**Given records:**
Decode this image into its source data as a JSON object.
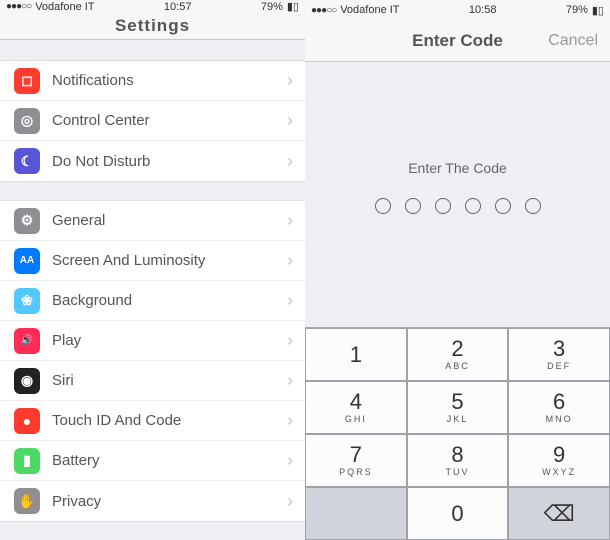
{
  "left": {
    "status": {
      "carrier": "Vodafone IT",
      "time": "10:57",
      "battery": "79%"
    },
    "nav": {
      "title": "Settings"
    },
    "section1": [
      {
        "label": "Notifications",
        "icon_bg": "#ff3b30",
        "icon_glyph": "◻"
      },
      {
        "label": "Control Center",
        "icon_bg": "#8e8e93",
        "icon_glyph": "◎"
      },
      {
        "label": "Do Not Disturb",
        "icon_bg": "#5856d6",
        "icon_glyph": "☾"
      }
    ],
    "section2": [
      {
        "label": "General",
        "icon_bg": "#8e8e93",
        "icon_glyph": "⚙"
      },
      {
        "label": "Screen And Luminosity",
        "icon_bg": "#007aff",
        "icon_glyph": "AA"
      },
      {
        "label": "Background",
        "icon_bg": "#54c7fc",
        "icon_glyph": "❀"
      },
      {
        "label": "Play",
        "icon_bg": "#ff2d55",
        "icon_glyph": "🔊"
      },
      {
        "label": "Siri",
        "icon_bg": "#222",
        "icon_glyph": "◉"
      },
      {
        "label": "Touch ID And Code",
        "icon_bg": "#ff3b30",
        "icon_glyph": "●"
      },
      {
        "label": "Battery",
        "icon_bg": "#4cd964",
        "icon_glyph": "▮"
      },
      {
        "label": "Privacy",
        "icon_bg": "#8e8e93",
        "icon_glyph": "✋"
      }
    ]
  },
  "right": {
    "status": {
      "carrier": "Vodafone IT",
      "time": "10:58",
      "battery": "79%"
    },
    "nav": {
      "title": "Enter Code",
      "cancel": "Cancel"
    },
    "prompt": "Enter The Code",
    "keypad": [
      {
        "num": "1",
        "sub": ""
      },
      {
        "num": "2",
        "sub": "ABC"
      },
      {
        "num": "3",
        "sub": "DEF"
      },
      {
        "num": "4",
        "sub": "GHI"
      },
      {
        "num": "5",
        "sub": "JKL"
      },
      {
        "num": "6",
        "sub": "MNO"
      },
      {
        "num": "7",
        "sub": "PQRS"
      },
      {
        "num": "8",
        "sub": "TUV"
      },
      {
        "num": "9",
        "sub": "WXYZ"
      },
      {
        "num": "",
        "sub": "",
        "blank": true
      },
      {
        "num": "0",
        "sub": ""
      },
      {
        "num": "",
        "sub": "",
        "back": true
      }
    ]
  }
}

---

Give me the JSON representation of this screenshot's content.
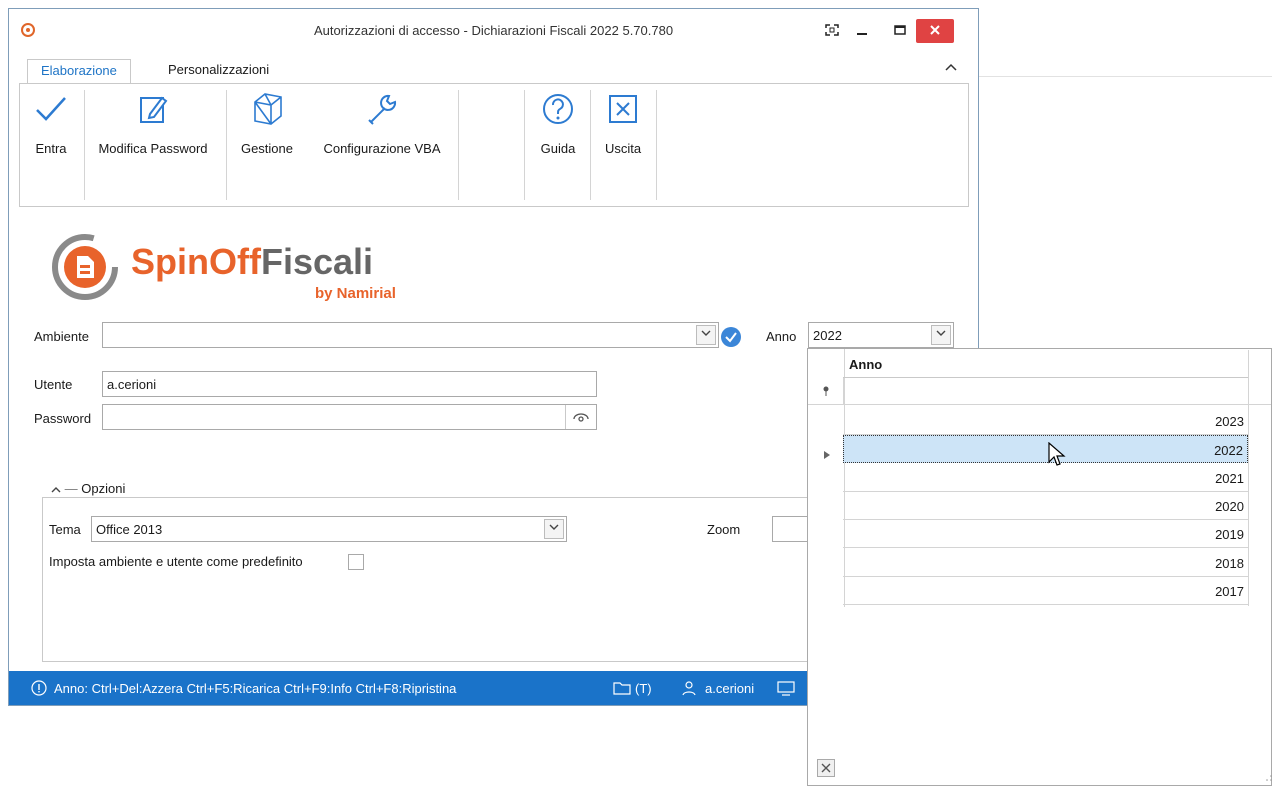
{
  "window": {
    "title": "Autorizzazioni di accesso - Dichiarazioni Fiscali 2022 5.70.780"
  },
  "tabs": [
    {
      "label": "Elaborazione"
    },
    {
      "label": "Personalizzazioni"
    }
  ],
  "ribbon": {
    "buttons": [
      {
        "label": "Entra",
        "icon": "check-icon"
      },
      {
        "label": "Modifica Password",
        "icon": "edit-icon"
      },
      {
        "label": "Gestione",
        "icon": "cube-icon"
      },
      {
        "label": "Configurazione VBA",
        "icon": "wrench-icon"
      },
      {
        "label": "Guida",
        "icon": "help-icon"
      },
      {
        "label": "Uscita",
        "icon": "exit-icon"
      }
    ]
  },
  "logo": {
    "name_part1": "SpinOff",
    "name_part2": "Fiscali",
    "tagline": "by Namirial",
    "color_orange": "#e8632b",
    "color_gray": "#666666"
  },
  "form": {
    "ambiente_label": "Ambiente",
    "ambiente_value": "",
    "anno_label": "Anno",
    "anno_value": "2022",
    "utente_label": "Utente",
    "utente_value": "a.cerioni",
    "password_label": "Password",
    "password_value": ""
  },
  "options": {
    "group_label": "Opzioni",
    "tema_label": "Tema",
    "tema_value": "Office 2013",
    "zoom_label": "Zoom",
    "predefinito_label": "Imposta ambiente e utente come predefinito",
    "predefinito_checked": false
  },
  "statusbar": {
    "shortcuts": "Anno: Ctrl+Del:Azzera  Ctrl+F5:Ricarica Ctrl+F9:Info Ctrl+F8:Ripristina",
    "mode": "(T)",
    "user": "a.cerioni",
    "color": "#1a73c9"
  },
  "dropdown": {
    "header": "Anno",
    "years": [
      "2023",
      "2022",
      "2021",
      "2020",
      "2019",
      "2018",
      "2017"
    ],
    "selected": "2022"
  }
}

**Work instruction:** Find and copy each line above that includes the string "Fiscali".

**Your solution:**
    "title": "Autorizzazioni di accesso - Dichiarazioni Fiscali 2022 5.70.780"
    "name_part2": "Fiscali",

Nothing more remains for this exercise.